The draft law (in Spanish see here) is a significant improvement on earlier versions and although there is little chance of it being adopted during this legislative period, it does raise the stakes for the campaign running up to the 20 November elections.
With rumours circulating on Twitter on Friday 29 July about whether the Spanish Cabinet had nor not approved the draft law, Access Info’s Executive Director Helen Darbishire phoned the Ministry of the Presidency to ask for a copy and was told by a spokesperson that the draft would remain “confidential” until passed to the Congress “out of parliamentary courtesy.”
But a few hours later, at 7:25 pm, Access Info received an email sent directly from Minister of the Presidency, Ramón Jáuregui, with a copy of the law and a letter recognising the role of civil society in promoting a stronger law.
Access Info Europe has been campaigning for a transparency law in Spain since 2006, along with the 54 NGO members of the Coalición Pro Acceso.
The campaign was given a boost recently when the call for “A transparency law now!” became one of the demands of the “15 May” protest movement which camped out in Madrid’s main square for one month calling for democratic reform.
Earlier leaked drafts from the ruling Socialist Party fell below international standards, as did a proposal presented to parliament on 29 June 2011 by the opposition Popular Party.
Draft does not apply to all information held by public bodies
The new draft transparency law has a number of strong points, including that it recognises the right of all persons and applies to all levels of government, including the legislative and judicial branch, and private bodies exercising administrative power.
Improvements are still needed however. A serious weaknesses is that the law does not apply to all information, excluding background information to decision making such as the opinions and reports, and also does not apply at all to archives, registers and statistics. Thus large volumes of information held by public bodies will remain inaccessible to the public.

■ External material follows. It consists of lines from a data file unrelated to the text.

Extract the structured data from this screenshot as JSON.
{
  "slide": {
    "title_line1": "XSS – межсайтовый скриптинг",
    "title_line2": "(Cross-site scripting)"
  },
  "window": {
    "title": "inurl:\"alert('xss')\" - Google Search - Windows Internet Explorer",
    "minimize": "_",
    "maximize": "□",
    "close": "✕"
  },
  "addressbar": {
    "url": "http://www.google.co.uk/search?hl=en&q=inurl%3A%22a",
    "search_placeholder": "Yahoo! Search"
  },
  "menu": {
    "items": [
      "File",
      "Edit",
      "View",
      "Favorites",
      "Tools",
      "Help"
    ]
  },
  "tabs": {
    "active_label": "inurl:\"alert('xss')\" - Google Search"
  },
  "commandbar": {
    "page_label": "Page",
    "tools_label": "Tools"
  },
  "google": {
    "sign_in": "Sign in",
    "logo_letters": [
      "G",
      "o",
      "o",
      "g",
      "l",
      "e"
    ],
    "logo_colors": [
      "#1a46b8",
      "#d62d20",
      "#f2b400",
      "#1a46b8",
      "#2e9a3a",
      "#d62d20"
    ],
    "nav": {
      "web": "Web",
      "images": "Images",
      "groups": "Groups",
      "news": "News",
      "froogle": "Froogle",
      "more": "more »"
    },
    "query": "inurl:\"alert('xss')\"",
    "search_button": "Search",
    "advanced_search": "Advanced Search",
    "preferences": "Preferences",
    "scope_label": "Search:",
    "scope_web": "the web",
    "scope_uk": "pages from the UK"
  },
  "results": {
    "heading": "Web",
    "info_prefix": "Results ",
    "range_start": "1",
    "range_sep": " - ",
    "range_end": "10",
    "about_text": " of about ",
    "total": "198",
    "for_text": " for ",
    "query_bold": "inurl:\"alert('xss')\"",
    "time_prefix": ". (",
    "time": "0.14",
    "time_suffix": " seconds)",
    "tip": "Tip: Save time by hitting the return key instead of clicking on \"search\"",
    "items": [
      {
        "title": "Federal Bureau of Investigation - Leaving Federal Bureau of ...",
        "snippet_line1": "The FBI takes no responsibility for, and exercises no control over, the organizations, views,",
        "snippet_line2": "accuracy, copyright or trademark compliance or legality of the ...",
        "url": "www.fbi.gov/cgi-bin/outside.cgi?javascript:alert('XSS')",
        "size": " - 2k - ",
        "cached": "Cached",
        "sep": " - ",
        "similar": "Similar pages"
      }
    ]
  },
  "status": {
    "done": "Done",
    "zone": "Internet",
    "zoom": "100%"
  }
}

Another significant failing is the lack of an indepenent oversight body; the proposed body does not have binding powers and is attached to the Prime Minister’s Office (Ministry of the Presidency). The draft also fails to establish explicitly that access to information is a fundamental right protected by the constitution